Following Britain’s vote for Brexit, political parties in other countries are calling for people to be given a voice on their membership of the European Union. But, after the global reaction to the UK’s momentous decision, how likely are other members to push for referendum?
Although anxiety widely prevailed in the run-up to the UK referendum on its membership of the European Union, few could have predicted the full impact of the shock decision to leave. But with more than 17 million Britons voting to withdraw from Brussels, and Brexit beginning to look like a sure thing, the focus is now on second-guessing the likely outcomes.
The shockwaves of the UK’s referendum on EU membership are still being felt across the world. On Thursday 23 June, after weeks of vitriolic campaigning, more than 17 million Britons voted to retreat from Brussels, triumphing by a small margin and sparking what would appear to be an unstoppable movement towards a ‘Brexit’.
After months of heated campaigning that saw Westminster’s leading politicians locked in angry opposition, The United Kingdom voted last week to end 43 years of European Union membership in a historical decision that will resonate for years to come.

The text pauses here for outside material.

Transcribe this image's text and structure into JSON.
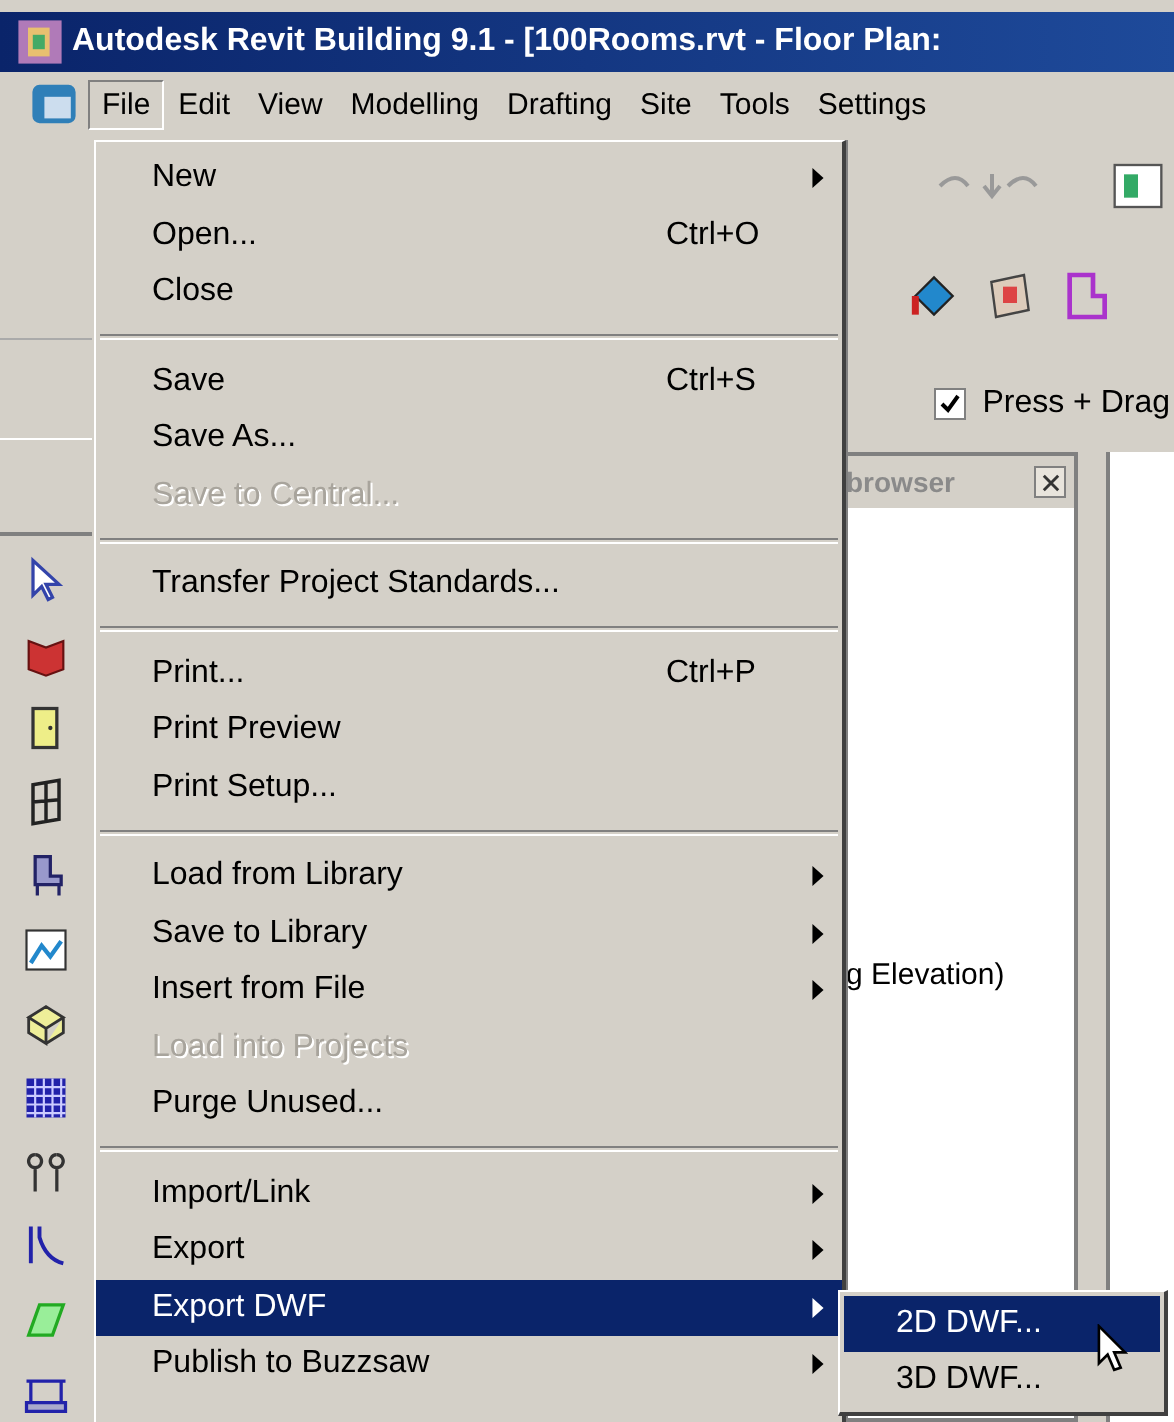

The EU didn’t feature as a top-five issue in the last British general election, so what happened to cause such a momentous shift in the British pysche?
A recent study by researchers at Stanford University shows how details obtained from telephone calls as part of routine surveillance by the National Security Agency (NSA) may pose a threat to privacy of ordinary citizens.
Shockingly, despite only having access to anonymous ‘metadata’ on people’s calls and texts, and without seeing the contents of any of the communications, the Stanford scientists managed to ascertain individuals’ names, addresses and the names of their partners.